The government of the “meth superhighway” of Southeast Asia has cracked down on the flow of drugs within the country
Thailand, known as the “meth superhighway” of Southeast Asia, has drugs from remote Myanmar labs going through the border for the local market or overseas, as far as Australia, New Zealand and Japan.
The price of the drug has dropped as drug labs prioritise the production of yaba, tiny caffeinated pink or green pills taken by truck drivers and clubbers alike, as well as the pricier and highly addictive crystal meth known as ice.
Millions are addicted to drugs in the country, with prisons crowded with petty dealers and addicts.
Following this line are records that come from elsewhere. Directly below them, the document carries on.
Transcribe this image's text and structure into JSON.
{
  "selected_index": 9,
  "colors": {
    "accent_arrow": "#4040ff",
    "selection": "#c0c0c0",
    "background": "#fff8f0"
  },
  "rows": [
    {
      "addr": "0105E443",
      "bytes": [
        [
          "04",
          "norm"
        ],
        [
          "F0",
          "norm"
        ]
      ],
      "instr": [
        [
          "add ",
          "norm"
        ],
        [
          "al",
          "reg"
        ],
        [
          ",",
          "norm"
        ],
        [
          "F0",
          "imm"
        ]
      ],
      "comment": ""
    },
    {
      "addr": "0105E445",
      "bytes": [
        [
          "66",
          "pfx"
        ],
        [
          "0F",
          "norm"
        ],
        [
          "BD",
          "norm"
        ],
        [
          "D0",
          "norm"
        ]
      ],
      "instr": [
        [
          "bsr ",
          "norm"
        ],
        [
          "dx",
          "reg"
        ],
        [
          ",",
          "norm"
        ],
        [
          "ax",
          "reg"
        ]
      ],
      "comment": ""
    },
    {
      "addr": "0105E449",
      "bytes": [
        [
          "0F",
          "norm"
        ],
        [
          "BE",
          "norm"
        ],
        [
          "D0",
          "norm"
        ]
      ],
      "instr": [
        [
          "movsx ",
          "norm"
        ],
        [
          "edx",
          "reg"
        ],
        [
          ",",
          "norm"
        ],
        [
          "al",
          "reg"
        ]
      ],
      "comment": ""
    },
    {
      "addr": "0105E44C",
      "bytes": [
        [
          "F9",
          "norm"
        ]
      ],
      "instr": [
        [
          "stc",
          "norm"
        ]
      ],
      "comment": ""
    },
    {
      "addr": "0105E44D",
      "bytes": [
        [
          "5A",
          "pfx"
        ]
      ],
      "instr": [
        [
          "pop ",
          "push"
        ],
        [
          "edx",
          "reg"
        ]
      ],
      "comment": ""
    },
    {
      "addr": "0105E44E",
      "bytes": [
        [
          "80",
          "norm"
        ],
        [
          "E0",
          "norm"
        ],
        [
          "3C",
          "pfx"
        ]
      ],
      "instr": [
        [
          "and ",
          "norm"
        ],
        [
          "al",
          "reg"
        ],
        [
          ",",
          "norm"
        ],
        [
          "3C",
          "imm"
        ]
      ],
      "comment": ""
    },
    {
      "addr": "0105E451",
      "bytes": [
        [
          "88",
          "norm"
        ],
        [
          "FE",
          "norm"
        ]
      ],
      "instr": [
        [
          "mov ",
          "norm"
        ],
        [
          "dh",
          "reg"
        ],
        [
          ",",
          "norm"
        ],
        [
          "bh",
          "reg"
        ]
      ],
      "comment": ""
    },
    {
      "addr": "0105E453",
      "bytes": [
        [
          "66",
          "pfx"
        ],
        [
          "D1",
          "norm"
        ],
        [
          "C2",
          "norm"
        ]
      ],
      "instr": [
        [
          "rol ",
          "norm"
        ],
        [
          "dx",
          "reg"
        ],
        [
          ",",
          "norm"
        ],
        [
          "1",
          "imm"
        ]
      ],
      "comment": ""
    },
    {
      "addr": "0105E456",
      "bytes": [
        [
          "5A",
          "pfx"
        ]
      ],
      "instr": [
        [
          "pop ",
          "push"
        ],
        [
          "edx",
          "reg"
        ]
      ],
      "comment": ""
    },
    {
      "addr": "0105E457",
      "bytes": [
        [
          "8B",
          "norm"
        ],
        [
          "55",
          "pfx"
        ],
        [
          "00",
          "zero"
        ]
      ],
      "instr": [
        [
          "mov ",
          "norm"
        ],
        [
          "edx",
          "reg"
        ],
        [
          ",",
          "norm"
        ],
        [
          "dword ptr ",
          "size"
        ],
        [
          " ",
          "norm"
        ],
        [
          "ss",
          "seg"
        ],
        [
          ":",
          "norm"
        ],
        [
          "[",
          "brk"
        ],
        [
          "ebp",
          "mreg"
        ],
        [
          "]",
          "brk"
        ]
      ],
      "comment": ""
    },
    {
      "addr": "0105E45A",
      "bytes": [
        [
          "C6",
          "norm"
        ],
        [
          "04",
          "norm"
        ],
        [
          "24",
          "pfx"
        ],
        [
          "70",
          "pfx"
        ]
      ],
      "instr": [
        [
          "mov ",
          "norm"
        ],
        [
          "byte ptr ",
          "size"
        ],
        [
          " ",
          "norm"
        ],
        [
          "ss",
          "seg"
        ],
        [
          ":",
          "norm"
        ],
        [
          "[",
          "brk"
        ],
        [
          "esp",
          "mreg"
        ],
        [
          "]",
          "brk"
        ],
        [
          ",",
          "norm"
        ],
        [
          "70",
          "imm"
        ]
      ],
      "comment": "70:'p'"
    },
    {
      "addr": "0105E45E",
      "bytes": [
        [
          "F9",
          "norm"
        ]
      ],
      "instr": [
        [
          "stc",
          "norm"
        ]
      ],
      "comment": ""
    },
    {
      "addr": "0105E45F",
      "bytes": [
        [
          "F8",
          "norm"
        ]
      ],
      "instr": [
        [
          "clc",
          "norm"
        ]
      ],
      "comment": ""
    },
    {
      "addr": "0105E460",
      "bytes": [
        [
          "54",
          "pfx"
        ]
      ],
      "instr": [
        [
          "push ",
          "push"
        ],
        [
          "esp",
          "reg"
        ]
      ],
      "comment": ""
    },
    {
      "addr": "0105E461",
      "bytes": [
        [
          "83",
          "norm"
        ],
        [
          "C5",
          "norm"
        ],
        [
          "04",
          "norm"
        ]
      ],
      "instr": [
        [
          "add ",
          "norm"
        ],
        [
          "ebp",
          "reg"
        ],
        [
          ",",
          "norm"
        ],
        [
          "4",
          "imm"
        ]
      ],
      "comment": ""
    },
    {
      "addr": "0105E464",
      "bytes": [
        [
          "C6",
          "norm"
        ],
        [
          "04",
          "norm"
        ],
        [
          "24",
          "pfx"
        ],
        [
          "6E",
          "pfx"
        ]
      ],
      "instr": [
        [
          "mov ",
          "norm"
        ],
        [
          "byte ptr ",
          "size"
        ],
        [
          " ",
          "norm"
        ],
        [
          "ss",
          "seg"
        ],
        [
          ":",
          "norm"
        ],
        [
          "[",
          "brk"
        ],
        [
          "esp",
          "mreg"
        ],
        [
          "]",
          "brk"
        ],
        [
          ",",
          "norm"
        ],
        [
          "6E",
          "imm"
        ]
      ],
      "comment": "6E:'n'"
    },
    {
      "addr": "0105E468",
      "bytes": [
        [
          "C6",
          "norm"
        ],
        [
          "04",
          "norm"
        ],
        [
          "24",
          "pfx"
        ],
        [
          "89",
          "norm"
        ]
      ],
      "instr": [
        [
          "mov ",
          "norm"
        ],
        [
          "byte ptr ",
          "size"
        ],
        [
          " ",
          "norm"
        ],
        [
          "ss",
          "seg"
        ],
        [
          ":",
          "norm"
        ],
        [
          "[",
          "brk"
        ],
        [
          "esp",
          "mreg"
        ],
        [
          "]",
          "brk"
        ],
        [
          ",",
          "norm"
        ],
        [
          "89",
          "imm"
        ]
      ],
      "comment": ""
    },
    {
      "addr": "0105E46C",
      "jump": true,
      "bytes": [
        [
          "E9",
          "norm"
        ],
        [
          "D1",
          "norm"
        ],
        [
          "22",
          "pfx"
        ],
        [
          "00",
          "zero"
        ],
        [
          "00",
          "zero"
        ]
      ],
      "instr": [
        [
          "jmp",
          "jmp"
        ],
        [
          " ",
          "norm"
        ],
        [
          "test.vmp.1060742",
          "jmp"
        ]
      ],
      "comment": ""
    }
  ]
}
However, the drug lords themselves are hidden by a complex web of middlemen and money laundering schemes.
Authorities have announced that they are taking the hunt to the next level by targeting drug money that is funnelled through Thai banks, construction businesses and cryptocurrency accounts.
Minister of Justice, Somsak Thepsuthin, informed reporters this week that the government had discovered an irregular flow in the banks that amounted up to 170 billion baht ($5.4 billion).
While not all the funds may not be from drug money the minister said, “we are confident that there is at least 12 billion baht ($388 million in drug-related assets. Drug money is being turned into gold, zinc [panels], steel rods, and oil.”
Thailand’s crackdown on the flow of drugs gallows the recent unveiling of a string of networks that bought oil with drug profits and traded it on international markets. These networks also transformed dirty money into construction materials for sale such as steel pipes, roofing, and machinery.
A Thai woman by the name of Daoreung Somseang allegedly leads the main group. She is already in custody in a Bangkok prison over trafficking offences. The police allege that she still ran a drug empire which spanned the entire country with gold shops and construction companies, using 113 accounts to launder over $100 million in cash.
Lieutenant General Wissanu Prasarttong-Osoth, assistant to Thailand’s police chief, believes that there is a chance these drug networks are earning even more: “It’s impossible to guess the real amount these drug networks are making,” Prasarttong-Osoth said.
Daoreung’s capacity and flexibility in money laundering shows the “scale and sophistication of the networks,” stated by Jeremy Douglas from the UN Office on Drugs and Crime.
“This one is not even a super-syndicate…it’s mid-sized but is still moving a massive volume of money.” Douglas pointed out.